**Aim of the task**: Reprint the listing. Every line must match the original exactly.

Content starts

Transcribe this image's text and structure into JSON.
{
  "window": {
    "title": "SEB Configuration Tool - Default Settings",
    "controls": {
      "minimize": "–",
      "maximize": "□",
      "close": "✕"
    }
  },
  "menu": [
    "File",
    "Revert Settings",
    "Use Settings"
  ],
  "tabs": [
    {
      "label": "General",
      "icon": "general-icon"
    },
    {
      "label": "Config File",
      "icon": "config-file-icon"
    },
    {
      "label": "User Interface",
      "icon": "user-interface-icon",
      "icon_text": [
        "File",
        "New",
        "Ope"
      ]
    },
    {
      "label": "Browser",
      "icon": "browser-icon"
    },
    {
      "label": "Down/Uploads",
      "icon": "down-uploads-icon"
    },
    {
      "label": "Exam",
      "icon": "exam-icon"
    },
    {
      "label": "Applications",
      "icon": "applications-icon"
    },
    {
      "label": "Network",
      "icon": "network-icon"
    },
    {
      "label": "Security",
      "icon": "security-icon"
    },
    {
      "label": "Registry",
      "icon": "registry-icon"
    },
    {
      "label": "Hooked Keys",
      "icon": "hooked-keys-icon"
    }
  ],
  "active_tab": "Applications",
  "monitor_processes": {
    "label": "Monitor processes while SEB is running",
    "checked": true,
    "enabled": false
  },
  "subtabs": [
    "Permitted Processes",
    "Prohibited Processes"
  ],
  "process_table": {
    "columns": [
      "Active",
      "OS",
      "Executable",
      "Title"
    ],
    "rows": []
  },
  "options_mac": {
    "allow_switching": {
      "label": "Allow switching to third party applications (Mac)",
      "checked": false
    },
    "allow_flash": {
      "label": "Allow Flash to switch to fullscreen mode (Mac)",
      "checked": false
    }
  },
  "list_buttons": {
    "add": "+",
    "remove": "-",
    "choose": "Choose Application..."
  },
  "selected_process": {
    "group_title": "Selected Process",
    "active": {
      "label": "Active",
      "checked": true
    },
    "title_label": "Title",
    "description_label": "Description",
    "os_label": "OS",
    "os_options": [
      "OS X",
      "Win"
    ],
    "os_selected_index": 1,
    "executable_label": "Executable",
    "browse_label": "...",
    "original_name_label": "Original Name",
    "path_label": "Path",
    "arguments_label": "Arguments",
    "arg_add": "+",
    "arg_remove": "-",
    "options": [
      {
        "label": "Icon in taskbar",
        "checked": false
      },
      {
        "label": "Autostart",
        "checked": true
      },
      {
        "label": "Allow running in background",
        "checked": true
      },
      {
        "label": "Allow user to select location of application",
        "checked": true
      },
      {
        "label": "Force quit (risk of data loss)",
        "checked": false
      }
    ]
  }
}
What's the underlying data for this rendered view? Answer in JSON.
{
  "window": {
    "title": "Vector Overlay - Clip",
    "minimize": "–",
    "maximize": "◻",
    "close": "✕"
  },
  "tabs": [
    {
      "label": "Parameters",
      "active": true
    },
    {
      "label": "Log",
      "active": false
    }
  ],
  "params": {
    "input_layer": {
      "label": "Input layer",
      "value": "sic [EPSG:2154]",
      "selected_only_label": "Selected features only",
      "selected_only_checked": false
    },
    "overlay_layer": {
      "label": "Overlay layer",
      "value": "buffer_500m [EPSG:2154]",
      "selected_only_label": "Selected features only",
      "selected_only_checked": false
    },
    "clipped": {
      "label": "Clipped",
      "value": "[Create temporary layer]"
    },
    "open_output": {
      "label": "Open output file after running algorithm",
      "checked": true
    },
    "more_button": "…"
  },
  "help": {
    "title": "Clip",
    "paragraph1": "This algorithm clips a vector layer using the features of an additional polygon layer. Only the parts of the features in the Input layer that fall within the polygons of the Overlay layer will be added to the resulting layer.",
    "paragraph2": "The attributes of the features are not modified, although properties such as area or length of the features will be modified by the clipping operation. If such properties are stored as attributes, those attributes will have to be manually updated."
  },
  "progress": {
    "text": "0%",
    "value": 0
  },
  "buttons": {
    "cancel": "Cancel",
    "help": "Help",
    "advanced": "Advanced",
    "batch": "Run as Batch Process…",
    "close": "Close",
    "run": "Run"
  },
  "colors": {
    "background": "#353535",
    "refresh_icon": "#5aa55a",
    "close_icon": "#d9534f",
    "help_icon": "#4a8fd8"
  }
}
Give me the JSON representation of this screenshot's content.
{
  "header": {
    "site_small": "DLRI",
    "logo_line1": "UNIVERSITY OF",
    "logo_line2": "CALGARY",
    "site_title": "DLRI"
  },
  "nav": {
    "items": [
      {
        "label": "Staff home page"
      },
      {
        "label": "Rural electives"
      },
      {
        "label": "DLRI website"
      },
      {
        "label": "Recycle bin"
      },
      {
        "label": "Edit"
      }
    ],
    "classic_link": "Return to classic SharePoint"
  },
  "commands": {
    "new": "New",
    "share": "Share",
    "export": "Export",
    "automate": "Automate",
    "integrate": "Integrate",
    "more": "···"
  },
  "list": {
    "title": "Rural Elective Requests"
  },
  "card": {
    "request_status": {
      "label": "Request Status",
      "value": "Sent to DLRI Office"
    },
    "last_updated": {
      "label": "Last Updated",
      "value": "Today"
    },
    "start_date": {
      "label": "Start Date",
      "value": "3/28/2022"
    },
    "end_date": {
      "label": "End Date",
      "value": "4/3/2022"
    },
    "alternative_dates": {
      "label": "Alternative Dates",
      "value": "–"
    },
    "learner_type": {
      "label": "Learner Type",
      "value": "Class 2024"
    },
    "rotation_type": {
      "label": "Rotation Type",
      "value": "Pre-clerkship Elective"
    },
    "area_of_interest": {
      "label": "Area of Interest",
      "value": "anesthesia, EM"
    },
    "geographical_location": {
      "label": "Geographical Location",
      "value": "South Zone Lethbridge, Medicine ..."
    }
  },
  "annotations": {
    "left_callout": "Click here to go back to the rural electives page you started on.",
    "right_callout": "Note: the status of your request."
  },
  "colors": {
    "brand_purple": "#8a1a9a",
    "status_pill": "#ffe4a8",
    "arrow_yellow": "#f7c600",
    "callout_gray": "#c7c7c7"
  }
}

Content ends

**Task solution**:
Transcribe this image's text and structure into JSON.
{
  "window": {
    "title": "SEB Configuration Tool - Default Settings",
    "controls": {
      "minimize": "–",
      "maximize": "□",
      "close": "✕"
    }
  },
  "menu": [
    "File",
    "Revert Settings",
    "Use Settings"
  ],
  "tabs": [
    {
      "label": "General",
      "icon": "general-icon"
    },
    {
      "label": "Config File",
      "icon": "config-file-icon"
    },
    {
      "label": "User Interface",
      "icon": "user-interface-icon",
      "icon_text": [
        "File",
        "New",
        "Ope"
      ]
    },
    {
      "label": "Browser",
      "icon": "browser-icon"
    },
    {
      "label": "Down/Uploads",
      "icon": "down-uploads-icon"
    },
    {
      "label": "Exam",
      "icon": "exam-icon"
    },
    {
      "label": "Applications",
      "icon": "applications-icon"
    },
    {
      "label": "Network",
      "icon": "network-icon"
    },
    {
      "label": "Security",
      "icon": "security-icon"
    },
    {
      "label": "Registry",
      "icon": "registry-icon"
    },
    {
      "label": "Hooked Keys",
      "icon": "hooked-keys-icon"
    }
  ],
  "active_tab": "Applications",
  "monitor_processes": {
    "label": "Monitor processes while SEB is running",
    "checked": true,
    "enabled": false
  },
  "subtabs": [
    "Permitted Processes",
    "Prohibited Processes"
  ],
  "process_table": {
    "columns": [
      "Active",
      "OS",
      "Executable",
      "Title"
    ],
    "rows": []
  },
  "options_mac": {
    "allow_switching": {
      "label": "Allow switching to third party applications (Mac)",
      "checked": false
    },
    "allow_flash": {
      "label": "Allow Flash to switch to fullscreen mode (Mac)",
      "checked": false
    }
  },
  "list_buttons": {
    "add": "+",
    "remove": "-",
    "choose": "Choose Application..."
  },
  "selected_process": {
    "group_title": "Selected Process",
    "active": {
      "label": "Active",
      "checked": true
    },
    "title_label": "Title",
    "description_label": "Description",
    "os_label": "OS",
    "os_options": [
      "OS X",
      "Win"
    ],
    "os_selected_index": 1,
    "executable_label": "Executable",
    "browse_label": "...",
    "original_name_label": "Original Name",
    "path_label": "Path",
    "arguments_label": "Arguments",
    "arg_add": "+",
    "arg_remove": "-",
    "options": [
      {
        "label": "Icon in taskbar",
        "checked": false
      },
      {
        "label": "Autostart",
        "checked": true
      },
      {
        "label": "Allow running in background",
        "checked": true
      },
      {
        "label": "Allow user to select location of application",
        "checked": true
      },
      {
        "label": "Force quit (risk of data loss)",
        "checked": false
      }
    ]
  }
}
What's the underlying data for this rendered view? Answer in JSON.
{
  "window": {
    "title": "Vector Overlay - Clip",
    "minimize": "–",
    "maximize": "◻",
    "close": "✕"
  },
  "tabs": [
    {
      "label": "Parameters",
      "active": true
    },
    {
      "label": "Log",
      "active": false
    }
  ],
  "params": {
    "input_layer": {
      "label": "Input layer",
      "value": "sic [EPSG:2154]",
      "selected_only_label": "Selected features only",
      "selected_only_checked": false
    },
    "overlay_layer": {
      "label": "Overlay layer",
      "value": "buffer_500m [EPSG:2154]",
      "selected_only_label": "Selected features only",
      "selected_only_checked": false
    },
    "clipped": {
      "label": "Clipped",
      "value": "[Create temporary layer]"
    },
    "open_output": {
      "label": "Open output file after running algorithm",
      "checked": true
    },
    "more_button": "…"
  },
  "help": {
    "title": "Clip",
    "paragraph1": "This algorithm clips a vector layer using the features of an additional polygon layer. Only the parts of the features in the Input layer that fall within the polygons of the Overlay layer will be added to the resulting layer.",
    "paragraph2": "The attributes of the features are not modified, although properties such as area or length of the features will be modified by the clipping operation. If such properties are stored as attributes, those attributes will have to be manually updated."
  },
  "progress": {
    "text": "0%",
    "value": 0
  },
  "buttons": {
    "cancel": "Cancel",
    "help": "Help",
    "advanced": "Advanced",
    "batch": "Run as Batch Process…",
    "close": "Close",
    "run": "Run"
  },
  "colors": {
    "background": "#353535",
    "refresh_icon": "#5aa55a",
    "close_icon": "#d9534f",
    "help_icon": "#4a8fd8"
  }
}
Give me the JSON representation of this screenshot's content.
{
  "header": {
    "site_small": "DLRI",
    "logo_line1": "UNIVERSITY OF",
    "logo_line2": "CALGARY",
    "site_title": "DLRI"
  },
  "nav": {
    "items": [
      {
        "label": "Staff home page"
      },
      {
        "label": "Rural electives"
      },
      {
        "label": "DLRI website"
      },
      {
        "label": "Recycle bin"
      },
      {
        "label": "Edit"
      }
    ],
    "classic_link": "Return to classic SharePoint"
  },
  "commands": {
    "new": "New",
    "share": "Share",
    "export": "Export",
    "automate": "Automate",
    "integrate": "Integrate",
    "more": "···"
  },
  "list": {
    "title": "Rural Elective Requests"
  },
  "card": {
    "request_status": {
      "label": "Request Status",
      "value": "Sent to DLRI Office"
    },
    "last_updated": {
      "label": "Last Updated",
      "value": "Today"
    },
    "start_date": {
      "label": "Start Date",
      "value": "3/28/2022"
    },
    "end_date": {
      "label": "End Date",
      "value": "4/3/2022"
    },
    "alternative_dates": {
      "label": "Alternative Dates",
      "value": "–"
    },
    "learner_type": {
      "label": "Learner Type",
      "value": "Class 2024"
    },
    "rotation_type": {
      "label": "Rotation Type",
      "value": "Pre-clerkship Elective"
    },
    "area_of_interest": {
      "label": "Area of Interest",
      "value": "anesthesia, EM"
    },
    "geographical_location": {
      "label": "Geographical Location",
      "value": "South Zone Lethbridge, Medicine ..."
    }
  },
  "annotations": {
    "left_callout": "Click here to go back to the rural electives page you started on.",
    "right_callout": "Note: the status of your request."
  },
  "colors": {
    "brand_purple": "#8a1a9a",
    "status_pill": "#ffe4a8",
    "arrow_yellow": "#f7c600",
    "callout_gray": "#c7c7c7"
  }
}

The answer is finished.